What is required —
Please restate every record below word for word and skip the pictures.

[Data extracted from a collection]
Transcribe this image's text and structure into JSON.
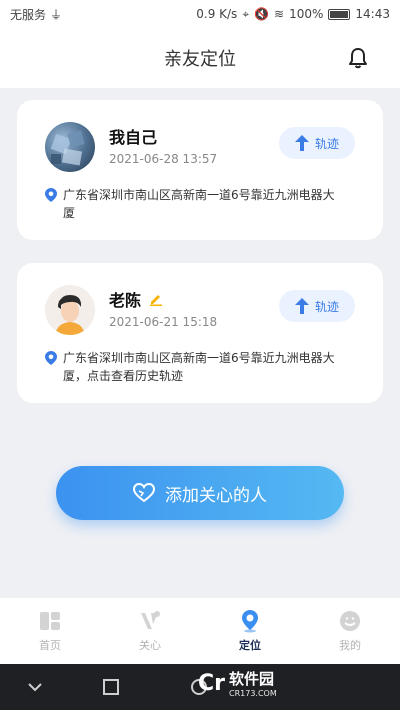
{
  "status_bar": {
    "carrier": "无服务",
    "speed": "0.9 K/s",
    "battery": "100%",
    "time": "14:43"
  },
  "header": {
    "title": "亲友定位"
  },
  "contacts": [
    {
      "name": "我自己",
      "time": "2021-06-28 13:57",
      "track_label": "轨迹",
      "address": "广东省深圳市南山区高新南一道6号靠近九洲电器大厦"
    },
    {
      "name": "老陈",
      "time": "2021-06-21 15:18",
      "track_label": "轨迹",
      "address": "广东省深圳市南山区高新南一道6号靠近九洲电器大厦，点击查看历史轨迹"
    }
  ],
  "add_button": {
    "label": "添加关心的人"
  },
  "tabs": [
    {
      "label": "首页",
      "icon": "home-icon",
      "active": false
    },
    {
      "label": "关心",
      "icon": "care-icon",
      "active": false
    },
    {
      "label": "定位",
      "icon": "location-icon",
      "active": true
    },
    {
      "label": "我的",
      "icon": "profile-icon",
      "active": false
    }
  ],
  "watermark": {
    "brand": "软件园",
    "site": "CR173.COM"
  },
  "colors": {
    "accent": "#3a7be6",
    "button_gradient_start": "#3c92f0",
    "button_gradient_end": "#55b9f2",
    "tab_active": "#1e2f57",
    "tab_inactive": "#b3b3b3",
    "edit_icon": "#f4b400"
  }
}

Task result —
Transcribe this image's text and structure into JSON.
{
  "status_bar": {
    "carrier": "无服务",
    "speed": "0.9 K/s",
    "battery": "100%",
    "time": "14:43"
  },
  "header": {
    "title": "亲友定位"
  },
  "contacts": [
    {
      "name": "我自己",
      "time": "2021-06-28 13:57",
      "track_label": "轨迹",
      "address": "广东省深圳市南山区高新南一道6号靠近九洲电器大厦"
    },
    {
      "name": "老陈",
      "time": "2021-06-21 15:18",
      "track_label": "轨迹",
      "address": "广东省深圳市南山区高新南一道6号靠近九洲电器大厦，点击查看历史轨迹"
    }
  ],
  "add_button": {
    "label": "添加关心的人"
  },
  "tabs": [
    {
      "label": "首页",
      "icon": "home-icon",
      "active": false
    },
    {
      "label": "关心",
      "icon": "care-icon",
      "active": false
    },
    {
      "label": "定位",
      "icon": "location-icon",
      "active": true
    },
    {
      "label": "我的",
      "icon": "profile-icon",
      "active": false
    }
  ],
  "watermark": {
    "brand": "软件园",
    "site": "CR173.COM"
  },
  "colors": {
    "accent": "#3a7be6",
    "button_gradient_start": "#3c92f0",
    "button_gradient_end": "#55b9f2",
    "tab_active": "#1e2f57",
    "tab_inactive": "#b3b3b3",
    "edit_icon": "#f4b400"
  }
}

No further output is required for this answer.